A female nurse has been suspended and fined after opening a joint bank account with a male patient, accepting close to $10,000 from him and using this to buy a new car.
The nurse, who was granted interim name suppression, was charged with professional misconduct at the New Zealand Health Practitioners Disciplinary Tribunal over the alleged misconduct between March 2009 and December 2013.
The tribunal’s decision related to the charges said the arrangements appeared to have been entirely consensual and the patient had not complained about the nurse’s actions.
Despite this, the case was considered “very serious”.
“The tribunal considered the time over which the financial arrangements between her and her patient extended, and the number and magnitude of those dealings.”
As a result, the tribunal has censured the nurse and suspended her for a six month period, which started back in August.
Further to this, the nurse would have to pay $8472.92 as a contribution to the tribunal’s costs and $5537.50 as a contribution to the Professional Conduct Committee’s costs.
Upon resuming practice the nurse would only be able to work under the supervision of a Nursing Council staffer.
The charge had three parts – the first being the nurse’s failure to maintain appropriate professional boundaries with their patient. Her participation in the opening of a joint bank account with the patient, the ongoing operation of that joint bank account and the acceptance by the nurse of various gifts from the patient all contributed to this.
The second aspect of the charge alleged the nurse allowed the patient to help her and her family financially – largely by accepting $9500 from the patient to go towards a car.
The third limb of the charge looked at the nurse accepting money from the patient.

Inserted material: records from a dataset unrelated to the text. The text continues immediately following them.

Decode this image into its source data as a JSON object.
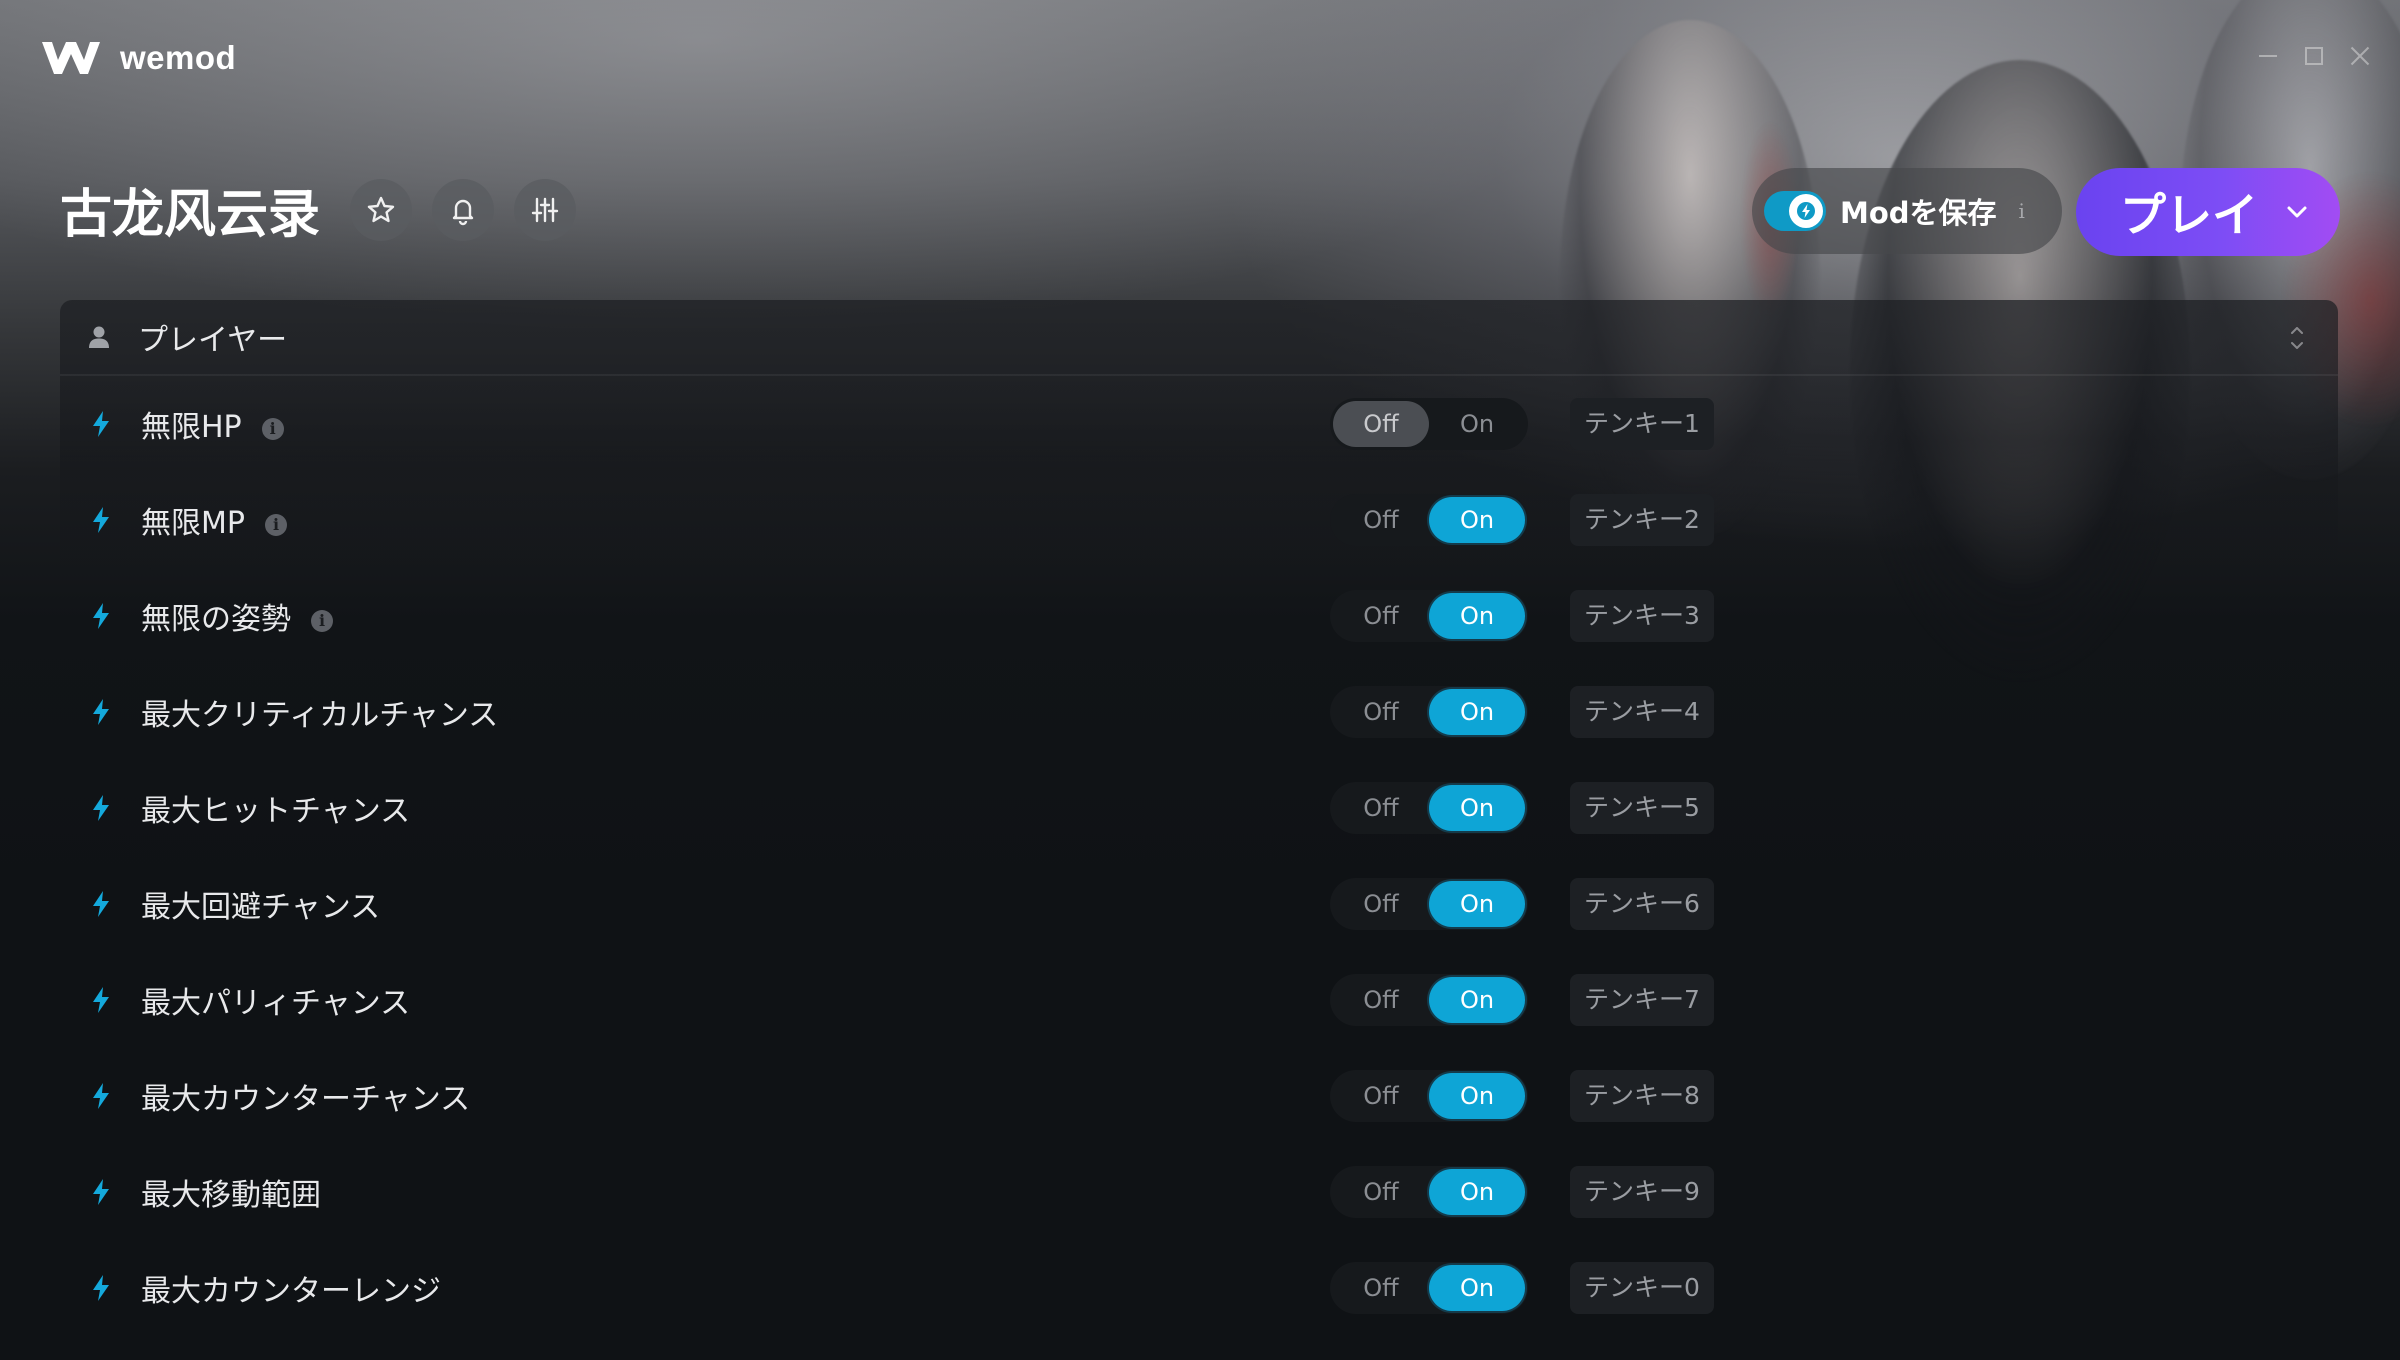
{
  "app": {
    "name": "wemod"
  },
  "game": {
    "title": "古龙风云录"
  },
  "header_actions": {
    "favorite_icon": "star-icon",
    "notify_icon": "bell-icon",
    "settings_icon": "sliders-icon"
  },
  "save_mods": {
    "label": "Modを保存",
    "enabled": true,
    "info": "i"
  },
  "play": {
    "label": "プレイ"
  },
  "category": {
    "title": "プレイヤー",
    "icon": "person-icon"
  },
  "toggle_labels": {
    "off": "Off",
    "on": "On"
  },
  "colors": {
    "accent": "#0ea5d6",
    "play_gradient_start": "#6a43f0",
    "play_gradient_end": "#a24cf3",
    "background": "#0f1215"
  },
  "mods": [
    {
      "name": "無限HP",
      "has_info": true,
      "state": "off",
      "hotkey": "テンキー1"
    },
    {
      "name": "無限MP",
      "has_info": true,
      "state": "on",
      "hotkey": "テンキー2"
    },
    {
      "name": "無限の姿勢",
      "has_info": true,
      "state": "on",
      "hotkey": "テンキー3"
    },
    {
      "name": "最大クリティカルチャンス",
      "has_info": false,
      "state": "on",
      "hotkey": "テンキー4"
    },
    {
      "name": "最大ヒットチャンス",
      "has_info": false,
      "state": "on",
      "hotkey": "テンキー5"
    },
    {
      "name": "最大回避チャンス",
      "has_info": false,
      "state": "on",
      "hotkey": "テンキー6"
    },
    {
      "name": "最大パリィチャンス",
      "has_info": false,
      "state": "on",
      "hotkey": "テンキー7"
    },
    {
      "name": "最大カウンターチャンス",
      "has_info": false,
      "state": "on",
      "hotkey": "テンキー8"
    },
    {
      "name": "最大移動範囲",
      "has_info": false,
      "state": "on",
      "hotkey": "テンキー9"
    },
    {
      "name": "最大カウンターレンジ",
      "has_info": false,
      "state": "on",
      "hotkey": "テンキー0"
    }
  ]
}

The nurse in question accepted all three aspects of the charge. According to details published in the tribunal’s decision, 18 separate transactions were made between the nurse and her patient.